and Fishes (depending on need at the time). Meals on Wheels is an organization in
Charlottesville that delivers hot meals to people throughout Charlottesville and
Albemarle County who are vulnerable to hunger and isolation because of decreased
mobility. If there is greater need at Loaves and Fishes, we will volunteer there as a group
one day and help with their mission to provide groceries to low-income families in the
surrounding community. Both service organizations work closely with its volunteers to
facilitate greater access to nutritional food in the Charlottesville area. We believe
working with either or both of these organizations will prepare and introduce us to the
type of service we will be completing in San Francisco.

Regional Background:
San Francisco, California is a hilly city on the tip of a peninsula surrounded by the
Pacific Ocean and San Francisco Bay. It’s known for its year-round fog, iconic Golden
Gate Bridge, cable cars and colorful Victorian houses. In the bay sits Alcatraz Island, site
of the notorious former prison. A popular tourist destination, San Francisco is known for
its cool summers, fog, steep rolling hills, eclectic mix of architecture, and landmarks,
including the Golden Gate Bridge, cable cars, the former Alcatraz Federal Penitentiary,
Fisherman’s Wharf, and its Chinatown district. San Francisco is also home to a quickly
growing startup culture and has a history of counterculture from the hippies movement in
the 60’s to the LGBTQ movement today.
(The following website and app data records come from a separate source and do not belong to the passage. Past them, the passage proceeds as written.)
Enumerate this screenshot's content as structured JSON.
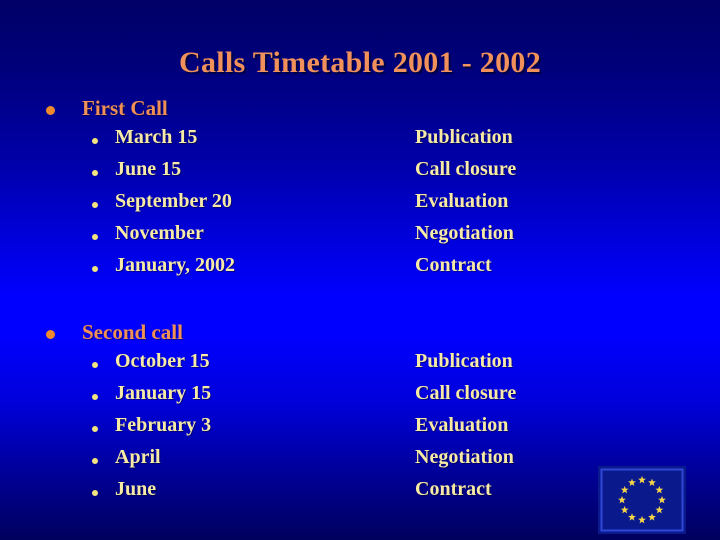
{
  "slide": {
    "title": "Calls Timetable 2001 - 2002",
    "title_color": "#f09055",
    "item_color": "#f7eaa6",
    "bullet_color": "#ef8a2e",
    "sub_bullet_color": "#f2e47e",
    "background_top_color": "#000066",
    "background_mid_color": "#0000ff",
    "background_bottom_color": "#00005e"
  },
  "sections": [
    {
      "heading": "First Call",
      "items": [
        {
          "date": "March 15",
          "stage": "Publication"
        },
        {
          "date": "June 15",
          "stage": "Call closure"
        },
        {
          "date": "September 20",
          "stage": "Evaluation"
        },
        {
          "date": "November",
          "stage": "Negotiation"
        },
        {
          "date": "January, 2002",
          "stage": "Contract"
        }
      ]
    },
    {
      "heading": "Second call",
      "items": [
        {
          "date": "October 15",
          "stage": "Publication"
        },
        {
          "date": "January 15",
          "stage": "Call closure"
        },
        {
          "date": "February 3",
          "stage": "Evaluation"
        },
        {
          "date": "April",
          "stage": "Negotiation"
        },
        {
          "date": "June",
          "stage": "Contract"
        }
      ]
    }
  ],
  "logo": {
    "name": "european-union-flag",
    "star_count": 12,
    "star_color": "#f5d547",
    "field_color": "#0a1a8c",
    "border_color": "#2a3fd0"
  }
}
In terms of weather, San Francisco holds a
remarkably mild climate year-round, with temperatures typically ranging from 45-65
degrees during the month of March.
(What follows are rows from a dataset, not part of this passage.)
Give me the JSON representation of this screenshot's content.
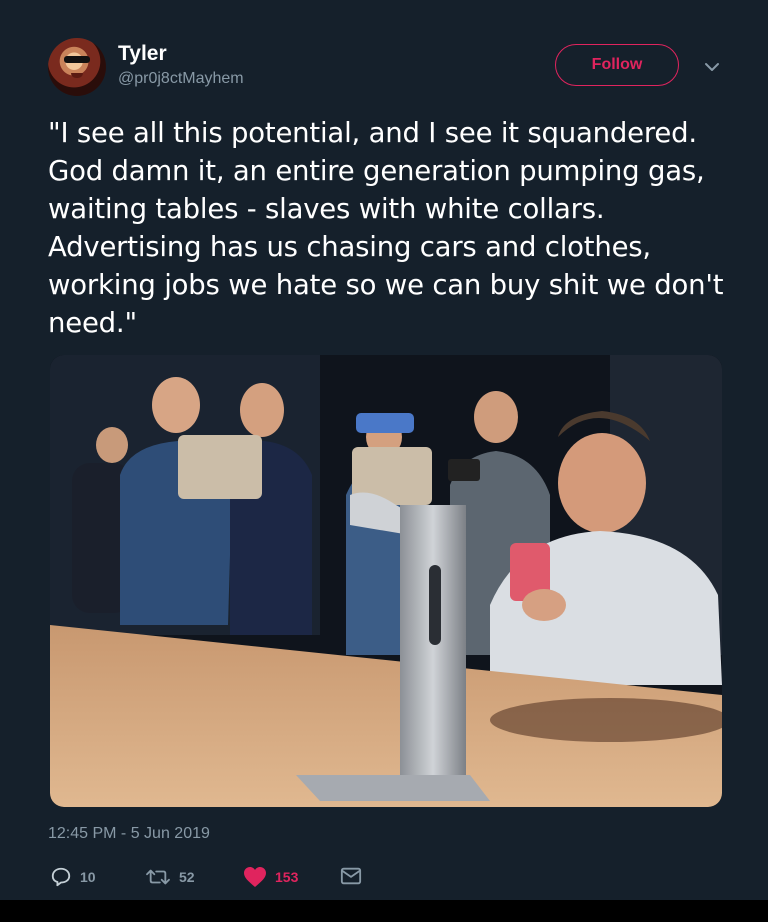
{
  "user": {
    "name": "Tyler",
    "handle": "@pr0j8ctMayhem"
  },
  "follow": {
    "label": "Follow"
  },
  "tweet": {
    "text": "\"I see all this potential, and I see it squandered. God damn it, an entire generation pumping gas, waiting tables - slaves with white collars. Advertising has us chasing cars and clothes, working jobs we hate so we can buy shit we don't need.\"",
    "timestamp": "12:45 PM - 5 Jun 2019"
  },
  "actions": {
    "replies": "10",
    "retweets": "52",
    "likes": "153"
  },
  "icons": {
    "reply": "speech-bubble-icon",
    "retweet": "retweet-arrows-icon",
    "like": "heart-icon",
    "dm": "envelope-icon",
    "more": "chevron-down-icon"
  },
  "colors": {
    "background": "#15202b",
    "accent": "#e0245e",
    "muted": "#8899a6"
  }
}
Community Background:
San Francisco is one of the biggest but most expensive metropolitan areas to live in
across the US, and its residents have a finite amount of their resources to spend on getting
food. In a city as pricey as San Francisco, it is unsurprising that a smaller portion of
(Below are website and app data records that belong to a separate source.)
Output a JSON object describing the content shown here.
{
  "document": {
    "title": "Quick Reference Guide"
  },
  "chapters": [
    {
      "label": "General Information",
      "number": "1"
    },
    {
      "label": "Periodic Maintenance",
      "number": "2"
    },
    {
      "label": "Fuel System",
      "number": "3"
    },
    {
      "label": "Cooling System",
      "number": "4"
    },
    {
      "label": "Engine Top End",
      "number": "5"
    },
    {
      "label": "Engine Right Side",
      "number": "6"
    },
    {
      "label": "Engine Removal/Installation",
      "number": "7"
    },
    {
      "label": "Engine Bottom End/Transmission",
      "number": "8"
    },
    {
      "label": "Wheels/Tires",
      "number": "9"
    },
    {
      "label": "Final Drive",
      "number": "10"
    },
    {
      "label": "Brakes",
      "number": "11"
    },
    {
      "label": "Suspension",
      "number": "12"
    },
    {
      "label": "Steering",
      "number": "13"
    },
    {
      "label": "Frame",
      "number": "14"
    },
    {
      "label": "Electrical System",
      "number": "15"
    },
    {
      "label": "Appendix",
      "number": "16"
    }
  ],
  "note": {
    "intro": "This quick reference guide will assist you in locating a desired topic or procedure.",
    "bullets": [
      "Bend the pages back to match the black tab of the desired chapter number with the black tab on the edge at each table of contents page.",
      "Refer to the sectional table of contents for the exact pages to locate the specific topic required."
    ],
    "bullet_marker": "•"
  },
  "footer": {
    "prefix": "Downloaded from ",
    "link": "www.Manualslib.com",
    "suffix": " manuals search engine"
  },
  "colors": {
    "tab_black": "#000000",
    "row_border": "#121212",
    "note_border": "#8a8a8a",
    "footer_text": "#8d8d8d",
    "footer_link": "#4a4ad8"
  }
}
people’s income is available to be spent on food. Further, according to Census data from
2010, the population is roughly 50/50 white/minority. Minorities are more likely to be
food insecure, for a variety of factors, but often a result of lower socioeconomic status.
The statistics we’ve found (from Feeding America, the AARP, and the National Council
on Aging) all show that food insecurity in elderly populations has been increasing.
Feeding America quoted this number as approximately 4.8 million senior citizens in
2013. Project Open Hand serves the elderly and ill of San Francisco, and we’ll be helping
them further their mission!

About the Site Leaders:
Hi! I’m Abby, and I’m a 4th year studying Youth and Social Innovation in the Curry
School (yay for ~innovation~) as well as Spanish (¡hola!). I’m originally from Richmond,
and my interests include running, tennis, cooking/eating yummy food, and doing hair
(maybe can practice my skills on any willing trip participants??). Besides ASB, at UVA I
lead the Spark Program at HackCville, write articles for Spoon University, do some
research for Curry, and hang with my Pi Phi sistas.
Hi y’all! I’m Mattie, and I’m a 4th year majoring in Biology and Italian with the hope to
go to dental school next year. Apart from teeth, I also love climbing, running, yoga,
violin, and chai tea. At UVA, I conduct kidney research with the UVA hospital, serve as
president for the National Italian Honor Society (“we have one of those…?”), play violin
for RUF, and I’m in Kappa Kappa Gamma.